[Activity]: Within the data below, how many lines contain "earner"? Reply with the number only.
Available records START
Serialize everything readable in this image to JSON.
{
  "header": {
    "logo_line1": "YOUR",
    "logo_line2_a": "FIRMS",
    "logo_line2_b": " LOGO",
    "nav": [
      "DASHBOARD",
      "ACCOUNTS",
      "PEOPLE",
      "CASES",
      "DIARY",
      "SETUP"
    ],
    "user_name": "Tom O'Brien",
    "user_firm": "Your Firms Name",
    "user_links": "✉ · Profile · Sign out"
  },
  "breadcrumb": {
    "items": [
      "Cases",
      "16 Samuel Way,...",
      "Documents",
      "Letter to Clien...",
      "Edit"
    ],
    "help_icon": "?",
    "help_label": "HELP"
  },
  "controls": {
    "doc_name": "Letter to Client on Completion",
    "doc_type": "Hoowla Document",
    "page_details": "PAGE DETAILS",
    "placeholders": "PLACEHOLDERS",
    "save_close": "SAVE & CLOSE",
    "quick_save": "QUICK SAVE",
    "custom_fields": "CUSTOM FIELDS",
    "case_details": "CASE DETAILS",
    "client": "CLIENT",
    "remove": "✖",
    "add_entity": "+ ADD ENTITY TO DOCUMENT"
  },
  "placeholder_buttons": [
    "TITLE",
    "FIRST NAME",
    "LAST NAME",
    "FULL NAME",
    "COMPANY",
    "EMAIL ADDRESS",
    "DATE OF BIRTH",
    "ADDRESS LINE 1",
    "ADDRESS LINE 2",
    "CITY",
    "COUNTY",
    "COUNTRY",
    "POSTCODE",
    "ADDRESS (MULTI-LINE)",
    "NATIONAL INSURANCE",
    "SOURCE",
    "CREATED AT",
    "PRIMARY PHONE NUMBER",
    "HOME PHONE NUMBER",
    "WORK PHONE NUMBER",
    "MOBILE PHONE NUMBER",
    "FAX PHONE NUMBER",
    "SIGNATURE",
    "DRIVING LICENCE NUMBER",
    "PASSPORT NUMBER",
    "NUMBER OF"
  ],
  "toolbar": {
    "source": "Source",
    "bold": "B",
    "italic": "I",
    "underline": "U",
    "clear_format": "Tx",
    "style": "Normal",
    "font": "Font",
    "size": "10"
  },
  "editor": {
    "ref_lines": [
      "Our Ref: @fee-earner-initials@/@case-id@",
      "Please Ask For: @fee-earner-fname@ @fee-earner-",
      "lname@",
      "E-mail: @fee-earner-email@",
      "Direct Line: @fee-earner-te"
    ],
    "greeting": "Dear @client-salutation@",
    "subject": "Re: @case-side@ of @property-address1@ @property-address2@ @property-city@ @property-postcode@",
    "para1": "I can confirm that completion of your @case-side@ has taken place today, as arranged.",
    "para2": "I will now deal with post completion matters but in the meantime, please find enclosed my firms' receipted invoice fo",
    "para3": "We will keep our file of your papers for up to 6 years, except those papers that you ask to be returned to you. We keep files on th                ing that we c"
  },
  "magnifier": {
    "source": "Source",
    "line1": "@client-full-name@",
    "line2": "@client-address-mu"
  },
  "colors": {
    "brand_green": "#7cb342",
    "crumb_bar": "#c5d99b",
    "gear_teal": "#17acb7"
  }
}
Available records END
[Finished task]: 4